From the first line to the last, repeat the data below exactly.

[Start of section]

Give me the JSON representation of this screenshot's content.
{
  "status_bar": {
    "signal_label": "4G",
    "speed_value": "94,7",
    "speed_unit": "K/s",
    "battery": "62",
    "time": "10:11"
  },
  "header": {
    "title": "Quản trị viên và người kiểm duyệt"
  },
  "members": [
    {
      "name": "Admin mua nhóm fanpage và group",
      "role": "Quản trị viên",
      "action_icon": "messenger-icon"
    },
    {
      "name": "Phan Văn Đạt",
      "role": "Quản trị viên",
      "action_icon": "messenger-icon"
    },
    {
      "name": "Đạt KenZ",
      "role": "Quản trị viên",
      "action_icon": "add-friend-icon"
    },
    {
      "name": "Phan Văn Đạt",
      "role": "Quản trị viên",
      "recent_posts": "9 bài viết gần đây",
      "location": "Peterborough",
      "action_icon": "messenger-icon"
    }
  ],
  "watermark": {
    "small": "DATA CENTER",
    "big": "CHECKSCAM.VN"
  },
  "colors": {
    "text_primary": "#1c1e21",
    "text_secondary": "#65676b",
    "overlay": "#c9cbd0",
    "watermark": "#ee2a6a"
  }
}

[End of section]

Result of the task:
Give me the JSON representation of this screenshot's content.
{
  "status_bar": {
    "signal_label": "4G",
    "speed_value": "94,7",
    "speed_unit": "K/s",
    "battery": "62",
    "time": "10:11"
  },
  "header": {
    "title": "Quản trị viên và người kiểm duyệt"
  },
  "members": [
    {
      "name": "Admin mua nhóm fanpage và group",
      "role": "Quản trị viên",
      "action_icon": "messenger-icon"
    },
    {
      "name": "Phan Văn Đạt",
      "role": "Quản trị viên",
      "action_icon": "messenger-icon"
    },
    {
      "name": "Đạt KenZ",
      "role": "Quản trị viên",
      "action_icon": "add-friend-icon"
    },
    {
      "name": "Phan Văn Đạt",
      "role": "Quản trị viên",
      "recent_posts": "9 bài viết gần đây",
      "location": "Peterborough",
      "action_icon": "messenger-icon"
    }
  ],
  "watermark": {
    "small": "DATA CENTER",
    "big": "CHECKSCAM.VN"
  },
  "colors": {
    "text_primary": "#1c1e21",
    "text_secondary": "#65676b",
    "overlay": "#c9cbd0",
    "watermark": "#ee2a6a"
  }
}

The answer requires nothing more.